PROBLEM ▸ Below are the records; pull every line that includes "true".

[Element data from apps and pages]
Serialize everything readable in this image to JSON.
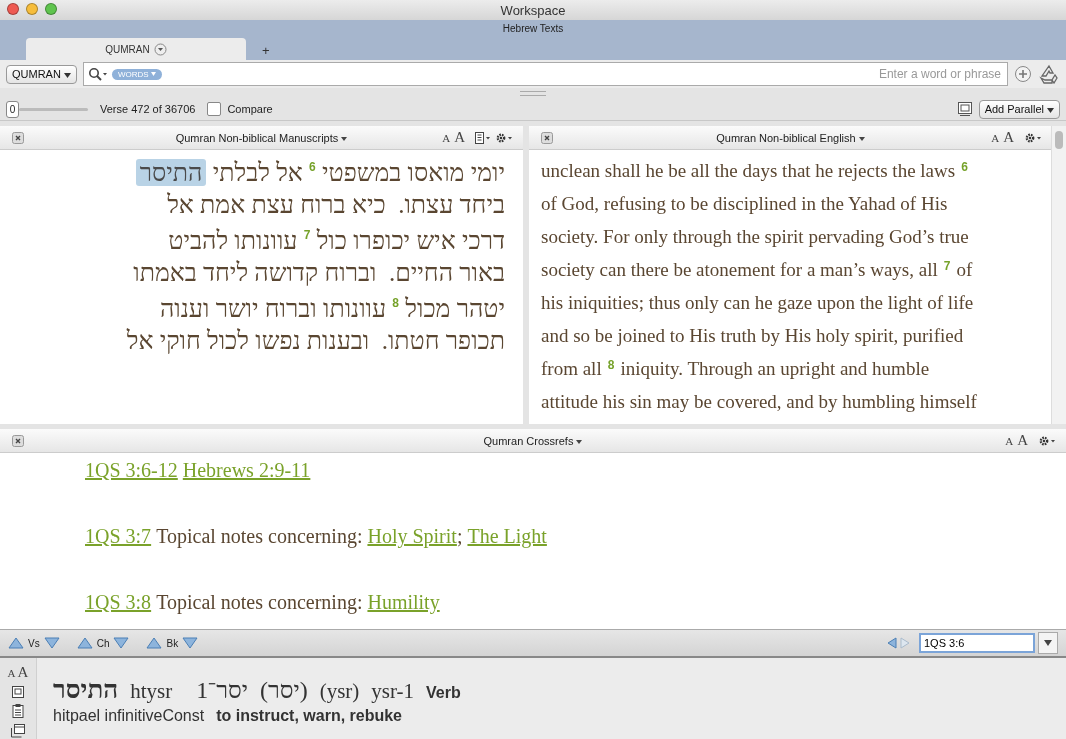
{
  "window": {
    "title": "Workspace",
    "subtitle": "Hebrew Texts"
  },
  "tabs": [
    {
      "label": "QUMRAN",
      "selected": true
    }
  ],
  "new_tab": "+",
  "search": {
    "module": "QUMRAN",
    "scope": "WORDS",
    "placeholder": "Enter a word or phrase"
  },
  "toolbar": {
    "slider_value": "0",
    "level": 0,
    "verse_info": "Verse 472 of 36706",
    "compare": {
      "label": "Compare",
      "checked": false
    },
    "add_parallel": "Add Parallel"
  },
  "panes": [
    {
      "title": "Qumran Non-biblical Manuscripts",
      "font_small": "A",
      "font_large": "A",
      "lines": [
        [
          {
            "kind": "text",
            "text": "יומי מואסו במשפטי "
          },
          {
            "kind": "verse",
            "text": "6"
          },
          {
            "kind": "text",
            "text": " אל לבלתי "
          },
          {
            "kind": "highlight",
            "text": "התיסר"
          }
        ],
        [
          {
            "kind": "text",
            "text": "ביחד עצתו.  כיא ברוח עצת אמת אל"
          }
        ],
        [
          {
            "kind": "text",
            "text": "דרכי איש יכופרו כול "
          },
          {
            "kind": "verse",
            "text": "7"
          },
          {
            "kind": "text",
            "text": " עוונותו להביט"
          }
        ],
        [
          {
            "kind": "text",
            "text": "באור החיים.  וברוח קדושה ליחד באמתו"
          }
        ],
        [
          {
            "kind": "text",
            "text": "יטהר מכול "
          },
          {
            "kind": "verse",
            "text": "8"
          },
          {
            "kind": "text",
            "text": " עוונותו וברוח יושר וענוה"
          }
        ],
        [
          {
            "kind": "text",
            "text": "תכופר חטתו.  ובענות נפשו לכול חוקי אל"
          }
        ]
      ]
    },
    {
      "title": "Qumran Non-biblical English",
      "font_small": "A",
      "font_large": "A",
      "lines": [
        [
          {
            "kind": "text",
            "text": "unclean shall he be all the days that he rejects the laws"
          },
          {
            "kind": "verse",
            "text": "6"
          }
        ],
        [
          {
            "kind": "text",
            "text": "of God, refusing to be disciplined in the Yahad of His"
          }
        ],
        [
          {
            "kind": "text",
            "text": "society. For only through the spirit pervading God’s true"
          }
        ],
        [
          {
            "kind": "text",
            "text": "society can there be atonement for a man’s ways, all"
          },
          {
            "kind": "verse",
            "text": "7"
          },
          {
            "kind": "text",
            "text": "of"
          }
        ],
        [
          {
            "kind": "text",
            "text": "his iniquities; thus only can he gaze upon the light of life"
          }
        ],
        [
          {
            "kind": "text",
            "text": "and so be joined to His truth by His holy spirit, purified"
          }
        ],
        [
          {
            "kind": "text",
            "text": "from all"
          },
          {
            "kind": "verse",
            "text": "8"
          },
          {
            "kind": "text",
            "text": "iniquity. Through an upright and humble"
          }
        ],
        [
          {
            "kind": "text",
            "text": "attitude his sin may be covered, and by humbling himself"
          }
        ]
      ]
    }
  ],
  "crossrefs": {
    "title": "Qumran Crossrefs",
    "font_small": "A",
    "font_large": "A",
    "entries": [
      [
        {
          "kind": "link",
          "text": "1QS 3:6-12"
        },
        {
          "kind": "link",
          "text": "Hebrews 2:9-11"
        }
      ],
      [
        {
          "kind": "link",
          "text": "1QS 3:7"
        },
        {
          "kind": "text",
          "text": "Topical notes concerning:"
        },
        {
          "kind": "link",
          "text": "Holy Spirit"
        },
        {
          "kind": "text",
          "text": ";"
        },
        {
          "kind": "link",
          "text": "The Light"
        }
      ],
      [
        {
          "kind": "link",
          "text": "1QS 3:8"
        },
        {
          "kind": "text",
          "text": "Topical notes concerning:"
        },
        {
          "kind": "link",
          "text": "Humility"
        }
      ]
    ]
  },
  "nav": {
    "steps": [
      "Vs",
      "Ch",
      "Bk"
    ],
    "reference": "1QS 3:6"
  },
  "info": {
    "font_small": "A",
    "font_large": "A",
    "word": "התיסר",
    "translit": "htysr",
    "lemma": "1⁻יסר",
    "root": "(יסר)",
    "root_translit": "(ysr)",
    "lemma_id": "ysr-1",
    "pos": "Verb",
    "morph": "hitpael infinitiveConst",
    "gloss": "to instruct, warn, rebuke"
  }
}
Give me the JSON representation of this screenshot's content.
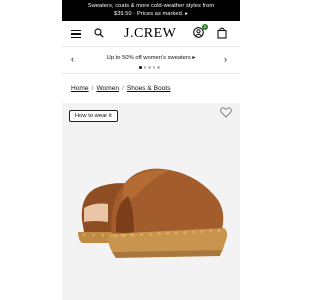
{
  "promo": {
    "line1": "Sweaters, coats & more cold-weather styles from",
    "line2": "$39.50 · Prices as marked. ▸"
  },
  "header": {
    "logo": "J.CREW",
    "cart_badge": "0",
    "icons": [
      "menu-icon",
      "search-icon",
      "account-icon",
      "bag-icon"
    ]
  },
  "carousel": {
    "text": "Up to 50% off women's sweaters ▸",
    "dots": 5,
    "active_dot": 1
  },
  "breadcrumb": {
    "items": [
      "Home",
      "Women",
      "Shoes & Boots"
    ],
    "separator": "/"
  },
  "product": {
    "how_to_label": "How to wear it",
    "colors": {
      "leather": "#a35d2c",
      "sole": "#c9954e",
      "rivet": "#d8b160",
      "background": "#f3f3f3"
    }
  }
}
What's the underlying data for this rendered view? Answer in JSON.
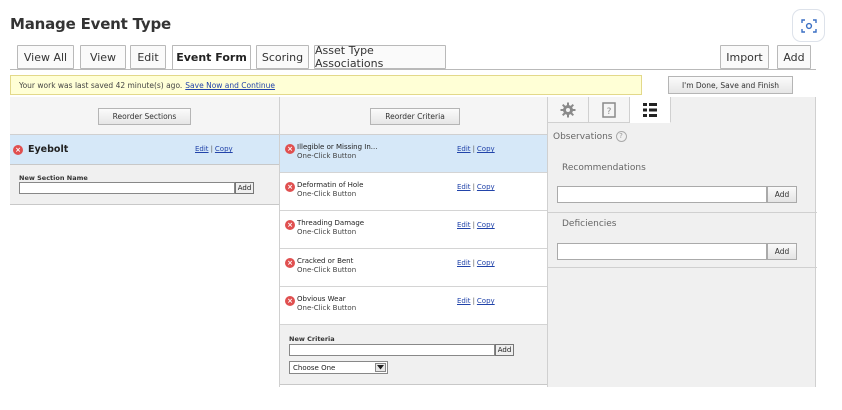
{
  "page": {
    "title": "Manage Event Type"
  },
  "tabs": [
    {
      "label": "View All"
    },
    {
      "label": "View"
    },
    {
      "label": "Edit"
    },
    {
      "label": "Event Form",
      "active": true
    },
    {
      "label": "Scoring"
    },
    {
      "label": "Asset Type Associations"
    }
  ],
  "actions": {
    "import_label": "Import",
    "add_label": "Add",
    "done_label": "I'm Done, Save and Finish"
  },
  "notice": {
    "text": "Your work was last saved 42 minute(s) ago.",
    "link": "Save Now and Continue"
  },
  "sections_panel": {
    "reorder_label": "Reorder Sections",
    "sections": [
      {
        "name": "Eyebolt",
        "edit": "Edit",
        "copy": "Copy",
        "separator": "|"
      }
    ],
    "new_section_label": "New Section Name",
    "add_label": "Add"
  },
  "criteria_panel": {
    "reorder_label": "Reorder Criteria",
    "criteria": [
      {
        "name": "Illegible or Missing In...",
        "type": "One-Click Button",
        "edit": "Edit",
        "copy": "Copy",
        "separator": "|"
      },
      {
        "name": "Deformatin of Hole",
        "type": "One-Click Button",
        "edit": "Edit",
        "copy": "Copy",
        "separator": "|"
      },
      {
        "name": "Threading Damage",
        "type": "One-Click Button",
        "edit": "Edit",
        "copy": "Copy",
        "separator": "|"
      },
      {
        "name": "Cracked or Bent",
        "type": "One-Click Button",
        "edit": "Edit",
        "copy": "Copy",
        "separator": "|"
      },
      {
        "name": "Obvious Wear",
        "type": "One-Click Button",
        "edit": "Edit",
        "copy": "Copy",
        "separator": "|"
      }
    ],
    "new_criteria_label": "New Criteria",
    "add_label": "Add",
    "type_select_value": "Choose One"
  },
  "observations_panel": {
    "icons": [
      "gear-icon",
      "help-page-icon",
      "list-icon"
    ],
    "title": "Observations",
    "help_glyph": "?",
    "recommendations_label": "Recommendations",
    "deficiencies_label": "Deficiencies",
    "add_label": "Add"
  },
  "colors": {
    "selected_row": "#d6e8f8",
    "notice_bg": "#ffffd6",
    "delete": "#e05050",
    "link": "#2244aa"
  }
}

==

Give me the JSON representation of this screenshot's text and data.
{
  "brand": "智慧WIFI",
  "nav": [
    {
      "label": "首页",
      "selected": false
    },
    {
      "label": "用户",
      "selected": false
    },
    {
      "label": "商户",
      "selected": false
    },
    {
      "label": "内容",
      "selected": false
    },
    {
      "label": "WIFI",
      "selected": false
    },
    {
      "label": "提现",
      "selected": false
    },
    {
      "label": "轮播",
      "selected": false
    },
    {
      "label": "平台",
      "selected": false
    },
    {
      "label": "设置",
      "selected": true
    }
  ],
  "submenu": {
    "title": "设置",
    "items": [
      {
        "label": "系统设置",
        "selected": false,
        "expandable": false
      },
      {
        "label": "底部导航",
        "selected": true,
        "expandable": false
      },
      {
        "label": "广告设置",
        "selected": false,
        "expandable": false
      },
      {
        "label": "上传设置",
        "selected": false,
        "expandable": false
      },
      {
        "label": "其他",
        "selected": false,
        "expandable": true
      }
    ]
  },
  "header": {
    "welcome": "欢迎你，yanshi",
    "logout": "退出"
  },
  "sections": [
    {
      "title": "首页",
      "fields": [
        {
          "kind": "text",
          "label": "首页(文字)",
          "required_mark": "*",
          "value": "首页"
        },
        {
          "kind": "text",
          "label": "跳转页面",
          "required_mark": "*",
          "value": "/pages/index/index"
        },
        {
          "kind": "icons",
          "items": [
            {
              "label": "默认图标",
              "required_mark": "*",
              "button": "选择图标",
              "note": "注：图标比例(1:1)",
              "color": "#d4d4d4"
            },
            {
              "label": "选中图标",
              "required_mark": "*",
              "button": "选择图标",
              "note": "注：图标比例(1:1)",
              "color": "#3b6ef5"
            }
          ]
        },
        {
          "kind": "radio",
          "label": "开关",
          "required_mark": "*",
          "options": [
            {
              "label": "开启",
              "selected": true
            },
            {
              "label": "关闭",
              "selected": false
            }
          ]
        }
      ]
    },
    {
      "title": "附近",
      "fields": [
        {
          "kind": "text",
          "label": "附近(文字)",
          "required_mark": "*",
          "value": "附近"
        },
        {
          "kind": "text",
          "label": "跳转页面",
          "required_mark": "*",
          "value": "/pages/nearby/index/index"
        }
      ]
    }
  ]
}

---

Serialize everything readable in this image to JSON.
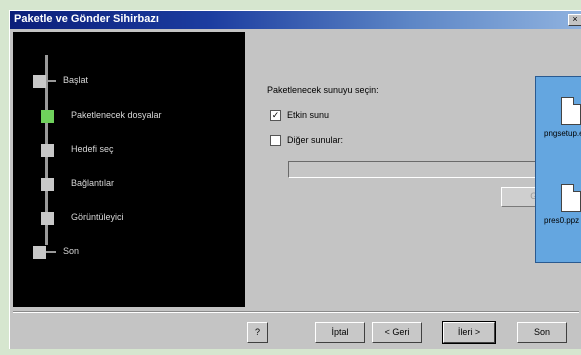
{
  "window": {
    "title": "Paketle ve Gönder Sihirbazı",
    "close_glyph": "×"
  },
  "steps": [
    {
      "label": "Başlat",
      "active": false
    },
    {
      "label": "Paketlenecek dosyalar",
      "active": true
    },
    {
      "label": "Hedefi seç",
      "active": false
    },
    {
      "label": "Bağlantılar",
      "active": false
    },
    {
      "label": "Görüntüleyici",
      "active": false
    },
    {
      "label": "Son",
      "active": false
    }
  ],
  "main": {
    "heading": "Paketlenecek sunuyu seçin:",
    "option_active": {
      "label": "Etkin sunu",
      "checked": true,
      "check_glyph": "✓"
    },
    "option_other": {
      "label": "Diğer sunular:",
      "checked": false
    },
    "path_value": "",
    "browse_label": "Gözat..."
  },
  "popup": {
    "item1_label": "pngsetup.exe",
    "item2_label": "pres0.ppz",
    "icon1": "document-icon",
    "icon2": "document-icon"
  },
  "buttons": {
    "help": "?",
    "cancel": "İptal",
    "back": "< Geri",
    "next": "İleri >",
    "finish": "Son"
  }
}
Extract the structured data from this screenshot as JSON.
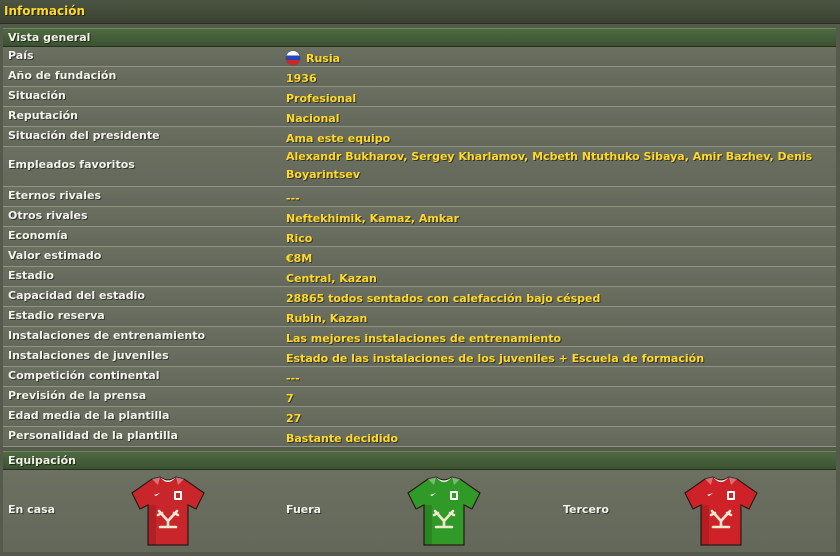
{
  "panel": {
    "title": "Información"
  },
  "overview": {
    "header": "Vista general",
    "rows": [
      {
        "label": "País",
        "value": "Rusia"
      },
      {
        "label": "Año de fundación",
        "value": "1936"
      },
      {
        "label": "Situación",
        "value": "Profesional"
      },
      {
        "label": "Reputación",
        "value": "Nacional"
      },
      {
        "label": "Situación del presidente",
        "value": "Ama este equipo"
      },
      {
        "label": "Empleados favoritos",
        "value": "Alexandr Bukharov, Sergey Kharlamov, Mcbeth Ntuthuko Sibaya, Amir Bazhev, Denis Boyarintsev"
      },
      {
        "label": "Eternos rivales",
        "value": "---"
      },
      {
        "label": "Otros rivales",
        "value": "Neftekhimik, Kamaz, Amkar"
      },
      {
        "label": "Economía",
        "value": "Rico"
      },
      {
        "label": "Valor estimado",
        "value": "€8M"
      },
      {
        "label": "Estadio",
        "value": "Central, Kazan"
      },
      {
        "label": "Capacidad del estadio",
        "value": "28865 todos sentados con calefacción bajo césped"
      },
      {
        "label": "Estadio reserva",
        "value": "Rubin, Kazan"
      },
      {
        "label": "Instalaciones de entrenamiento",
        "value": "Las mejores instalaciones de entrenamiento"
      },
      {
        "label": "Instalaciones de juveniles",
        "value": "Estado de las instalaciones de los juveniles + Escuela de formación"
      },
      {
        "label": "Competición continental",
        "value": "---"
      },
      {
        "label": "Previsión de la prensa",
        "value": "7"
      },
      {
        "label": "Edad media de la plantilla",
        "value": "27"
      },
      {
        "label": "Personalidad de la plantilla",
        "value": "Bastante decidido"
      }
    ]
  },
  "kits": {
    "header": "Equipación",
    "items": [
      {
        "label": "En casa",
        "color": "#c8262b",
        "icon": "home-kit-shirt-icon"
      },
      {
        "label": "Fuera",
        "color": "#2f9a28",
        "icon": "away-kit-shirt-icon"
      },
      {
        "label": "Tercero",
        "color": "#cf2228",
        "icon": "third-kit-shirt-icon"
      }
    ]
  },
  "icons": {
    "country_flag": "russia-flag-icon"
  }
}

RESPONSE TO THIS TASK ▸
      "selected": true
            "text": "society. For only through the spirit pervading God’s true"
      "active": true
      "selected": true
        "selected": true,
        "expandable": true
              "selected": true
      "active": true
      "checked": true,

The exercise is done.